Explore early Chinese cinema in Shanghai Film Museum
Shanghai Film Museum [Photo: from China Plus]
Shanghai is the birthplace of Chinese cinema.
The city first became involved in cinema as early as 1896 when the first films made by the pioneering Lumière brothers were screened in Shanghai, less than a year after their debut in Paris.
Just 17 years later, in 1913, Shanghai witnessed the release of China's first official feature film, setting in motion one of the greatest influences in the development of the country's movie making industry.
The evolution of Shanghai's Film History, from its very beginning in 1920s until the "blockbuster" days of the 21st century, is being exhibited at Shanghai's Film Museum.
Located inside a former film studio in Shanghai's downtown Xujiahui District, the museum includes over 70 interactive installations and thousands of historic exhibits, connecting the past, present and future, while encouraging discussions among movie lovers who visit.

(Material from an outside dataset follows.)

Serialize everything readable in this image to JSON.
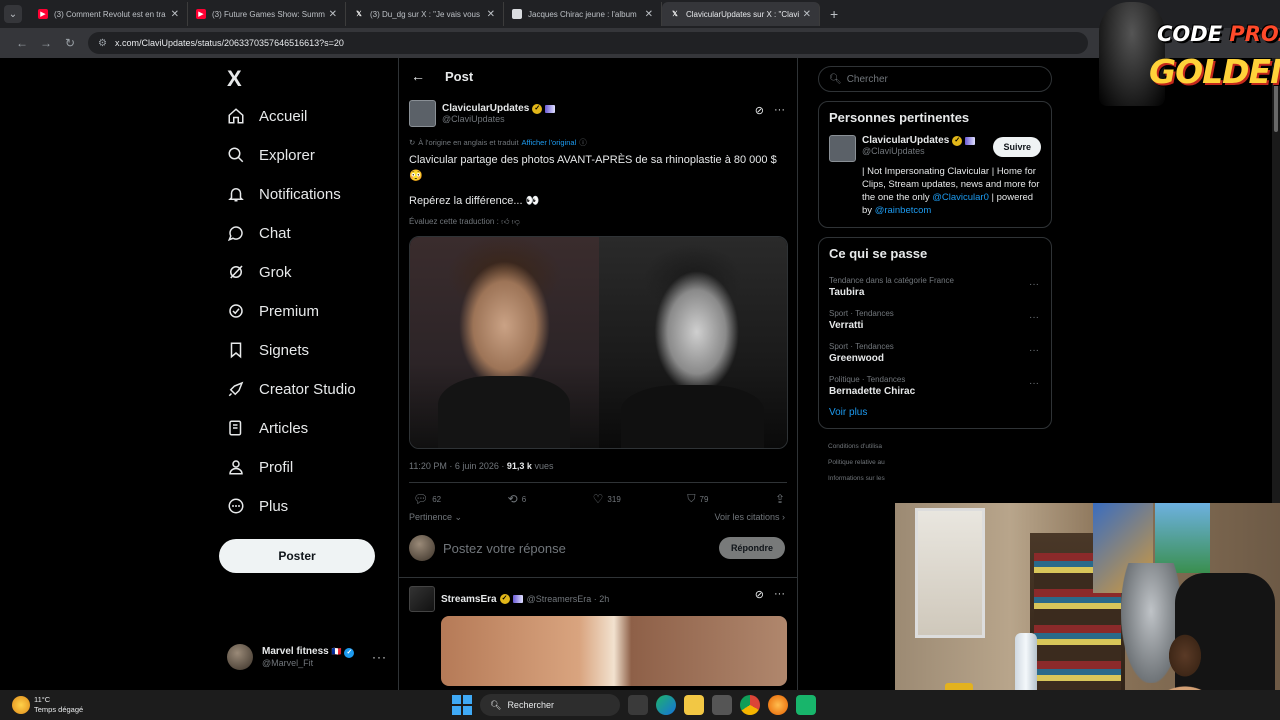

Shen Bingbing works at the museum during the weekends as a volunteer guide.
A display of Chinese movie makers [Photo: from China Plus]

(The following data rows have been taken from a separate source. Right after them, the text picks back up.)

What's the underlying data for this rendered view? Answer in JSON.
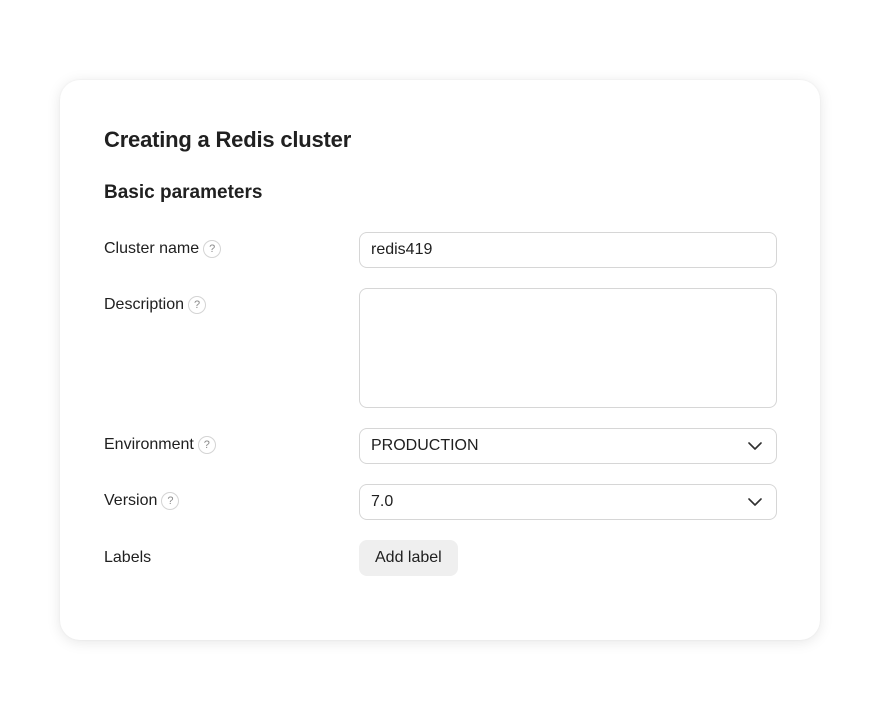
{
  "form": {
    "title": "Creating a Redis cluster",
    "section_title": "Basic parameters",
    "help_glyph": "?",
    "cluster_name": {
      "label": "Cluster name",
      "value": "redis419"
    },
    "description": {
      "label": "Description",
      "value": ""
    },
    "environment": {
      "label": "Environment",
      "value": "PRODUCTION"
    },
    "version": {
      "label": "Version",
      "value": "7.0"
    },
    "labels": {
      "label": "Labels",
      "add_button": "Add label"
    }
  },
  "icons": {
    "help": "question-circle-icon",
    "chevron": "chevron-down-icon"
  }
}
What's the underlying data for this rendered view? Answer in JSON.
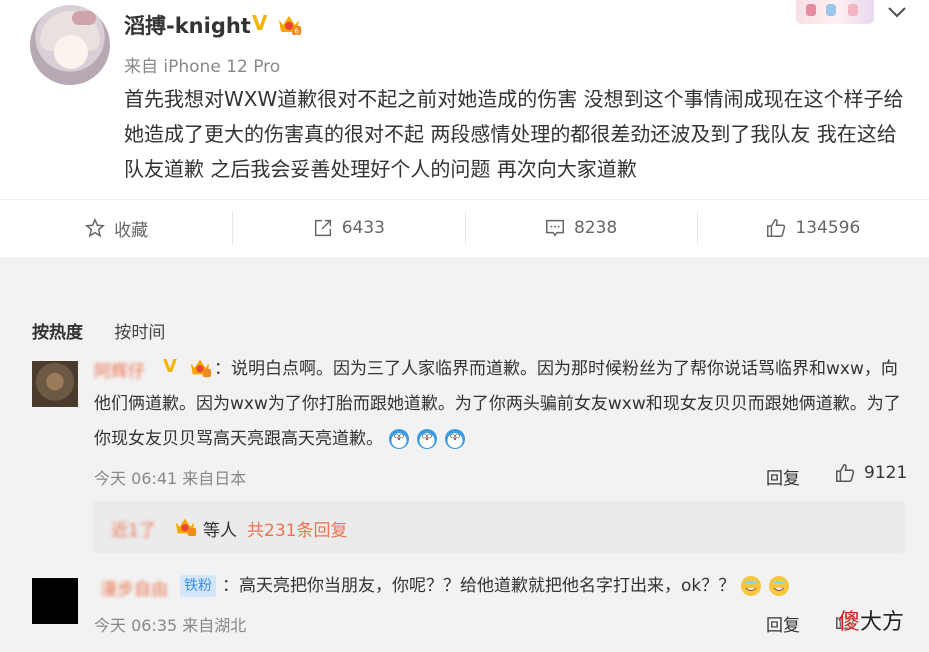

I came across her at one of the show rooms, discovering it's her first day at work.
She seems prepared and excited.
"You can see the history and culture here at the museum and I think this will exert great influences on our kids and youngsters. Honestly speaking, I didn't watch many films before, only last year I picked up the habit of watching films and found it fascinating, because through films you see the world."
Shen says she enjoys interacting with people and enriching her life with new things.

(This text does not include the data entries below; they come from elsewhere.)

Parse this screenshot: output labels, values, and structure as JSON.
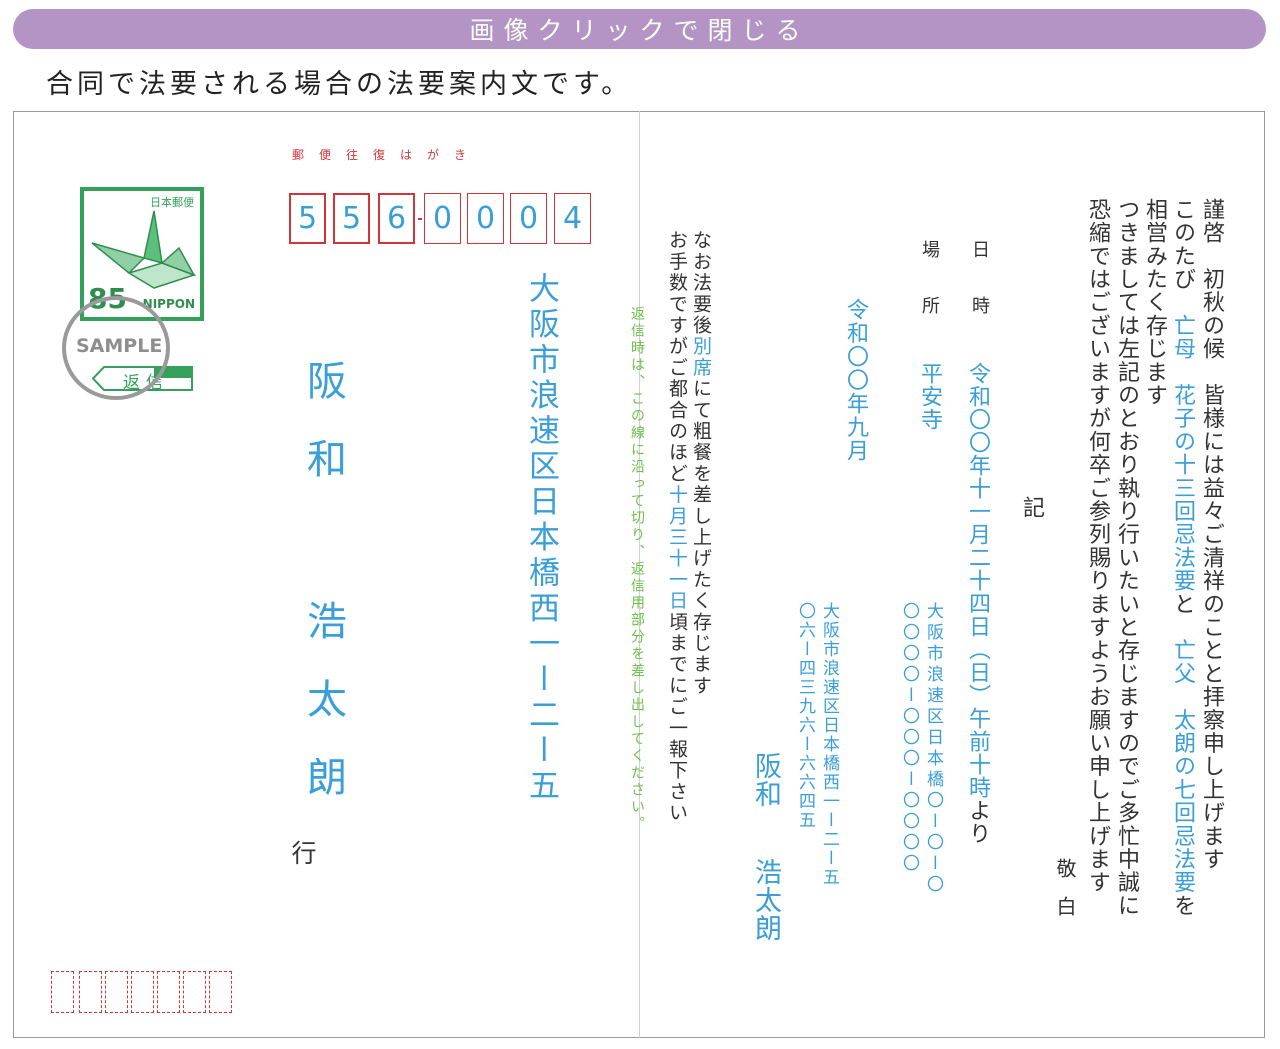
{
  "close_bar": {
    "label": "画像クリックで閉じる"
  },
  "intro": "合同で法要される場合の法要案内文です。",
  "address_side": {
    "header_label": "郵便往復はがき",
    "postal_digits": [
      "5",
      "5",
      "6",
      "0",
      "0",
      "0",
      "4"
    ],
    "stamp": {
      "country_jp": "日本郵便",
      "value": "85",
      "country_en": "NIPPON"
    },
    "reply_badge": "返信",
    "sample_mark": "SAMPLE",
    "address": "大阪市浪速区日本橋西一ー二ー五",
    "name_surname": "阪和",
    "name_given": "浩太朗",
    "suffix": "行"
  },
  "cut_note": "返信時は、この線に沿って切り、返信用部分を差し出してください。",
  "letter": {
    "col1": [
      "謹啓　初秋の候　皆様には益々ご清祥のことと拝察申し上げます",
      ""
    ],
    "col2": [
      "このたび　",
      "亡母　花子の十三回忌法要",
      "と　",
      "亡父　太朗の七回忌法要",
      "を"
    ],
    "col3": "相営みたく存じます",
    "col4": "つきましては左記のとおり執り行いたいと存じますのでご多忙中誠に",
    "col5": "恐縮ではございますが何卒ご参列賜りますようお願い申し上げます",
    "closing": "敬白",
    "ki": "記",
    "date_label": "日　時",
    "date_value": "令和〇〇年十一月二十四日（日）午前十時",
    "date_suffix": "より",
    "place_label": "場　所",
    "place_value": "平安寺",
    "place_address": "大阪市浪速区日本橋〇ー〇ー〇",
    "place_phone": "〇〇〇〇ー〇〇〇ー〇〇〇〇",
    "sender_date": "令和〇〇年九月",
    "sender_address": "大阪市浪速区日本橋西一ー二ー五",
    "sender_phone": "〇六ー四三九六ー六六四五",
    "sender_name_surname": "阪和",
    "sender_name_given": "浩太朗",
    "note1_parts": [
      "なお法要後",
      "別席",
      "にて粗餐を差し上げたく存じます"
    ],
    "note2_parts": [
      "お手数ですがご都合のほど",
      "十月三十一日",
      "頃までにご一報下さい"
    ]
  }
}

Although she says she's not a movie fanatic, she says she understands the important value this museum has to movie lovers.
"If you are truly a person that appreciates movie art, you want to explore its history, what it was it like in the old days, what were the good works of the past. And all these things can be found here at the museum. The section that I highly recommend people to see is the fourth floor, which shows how early movie were produced and the famous contributors behind the achievements."
Many consider that Chinese cinema first peaked in the late-1920s, with Shanghai later being dubbed as the Hollywood of the East.
Movies from that era were commercially oriented and focused on topics suitable for light entertainment.
In the 1930s, Chinese cinema underwent vast changes.
The first Chinese 'talkie,' "Sing-Song Girl Red Peony" was released in 1931.
The advent of audio in films helped to carry Chinese film frenzy to the end of that decade.
That era also gave rise to A-list film stars comparable to their Hollywood counterparts.
One of them - Zhou Xuan - remains a legendary figure in Shanghai and a household name in China even today.
The piano Zhou Xuan played in her film [Photo: from China Plus]
Zhou Xuan recorded more than 200 songs and appeared in over 40 films in her career.
Her life story and movies are elaborately displayed at the museum.
Moving through the museum is not just about learning cinema history and Chinese audiences, but also one which offers up a number of surprises.
Roaming the building's four-stories, visitors are also given the chance to participate in the filmmaking and promotion process with the museum's innovative and immersive designs.
For example, you can dub classical films in a real sound studio, or walk through a lifelike film set on Shanghai's famous Nanjing Road.
The Carpet of Lights [Photo: from China Plus]
To get the feel of what its like to be a movie star, you can walk the 'Carpet of Lights,' with virtual fans and photographers flash their cameras and making exclamations.
Mrs.Yang is a local resident who brought her 7-year-old son to the museum for a weekend trip."Stepping out of the elevator from the 4th floor, you see the carpet of lights right in front of you. It's quite surprising. My son asked me 'mom, are we walking on the red carpet?' he was curious and very excited."
Yang says she's here to reminisce about the past and also immerse her boy into the art of film.
Old shooting cameras [Photo: from China Plus]
"He's mostly playing here, so I'm not trying to instill film knowledge into his mind. Every now and then we see something that he is familiar with, we will talk about it and I'll give him some extra information. For example, when we sees a statue of his favorite cartoon figures, I'll tell him the history behind them. He's also interested in the look of the old cameras and film props. We have had a lot of fun."
During this year's Shanghai International Film Festival, this museum is acting as one of the host venues for a series of professional discussions, art salons, and special screenings.